Today is National Bike Day in Japan. While the occasion has an emphasis on motorcycle safety, we’re going to focus on achievements. The game-changing Kawasaki Z1 turns 50 this year, and it came right out of the gates with a bang. Shortly after its debut, Kawasaki was so confident in the bike that it set out for Daytona to destroy a world 24-hour endurance speed record.
As Kawasaki set out to meet the challenge, it brought along a film crew to document the feat. The result is the short film So Far So Fast. Most contemporary big bikes had around 750cc. The Z1’s 903cc four made 81 horsepower at 8,500 rpm. Kawasaki used mostly stock bikes, it says, though some mods were made for safety and to handle the speedway’s high-speed banked surfaces.
Even in mid-March, the conditions were brutal. Daytime temperatures reached 100 degrees, and over 150 on the track’s surface. Over a period of three days, rider Yvon Du Hamel and the crew knocked down several smaller speed records, with speeds averaging over 140 mph on each lap. It’s not until the third day that the 24-hour speed record is attempted.
Eight riders take turns riding two bikes in 90-minute shifts. Extreme discipline must be maintained to maximize stamina, fuel, and tires. It’s not a spoiler to reveal that the team was successful. After 2,360.402 miles averaging 109.602 mph, the Kawasaki Z1 was the new world record holder. In total, 52 records were broken over the three-day challenge.
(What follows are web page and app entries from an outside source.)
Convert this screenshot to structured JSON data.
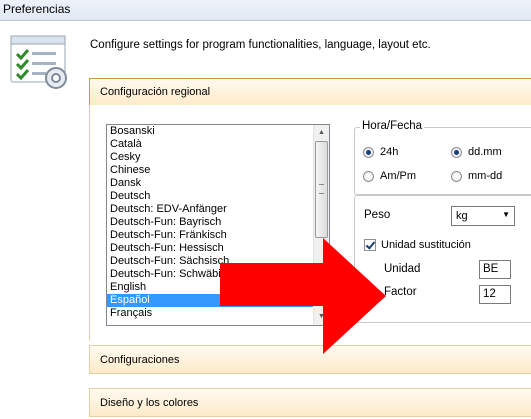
{
  "window": {
    "title": "Preferencias"
  },
  "header": {
    "description": "Configure settings for program functionalities, language, layout etc.",
    "icon": "settings-checklist-icon"
  },
  "sections": {
    "regional": "Configuración regional",
    "configuraciones": "Configuraciones",
    "diseno": "Diseño y los colores"
  },
  "languages": [
    "Bosanski",
    "Català",
    "Cesky",
    "Chinese",
    "Dansk",
    "Deutsch",
    "Deutsch: EDV-Anfänger",
    "Deutsch-Fun: Bayrisch",
    "Deutsch-Fun: Fränkisch",
    "Deutsch-Fun: Hessisch",
    "Deutsch-Fun: Sächsisch",
    "Deutsch-Fun: Schwäbisch",
    "English",
    "Español",
    "Français"
  ],
  "selected_language": "Español",
  "hora_fecha": {
    "title": "Hora/Fecha",
    "options": {
      "h24": "24h",
      "ampm": "Am/Pm",
      "ddmm": "dd.mm",
      "mmdd": "mm-dd"
    },
    "selected_time": "24h",
    "selected_date": "dd.mm"
  },
  "peso": {
    "label": "Peso",
    "unit_value": "kg",
    "substitution_label": "Unidad sustitución",
    "substitution_checked": true,
    "unidad_label": "Unidad",
    "unidad_value": "BE",
    "factor_label": "Factor",
    "factor_value": "12"
  },
  "colors": {
    "selection": "#3399ff",
    "section_bg": "#fdebc9",
    "arrow": "#ff0000"
  }
}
It’s all part of the Z1 legend, and why the Kawasaki has deemed it worthy of a heritage-inspired Z900RS.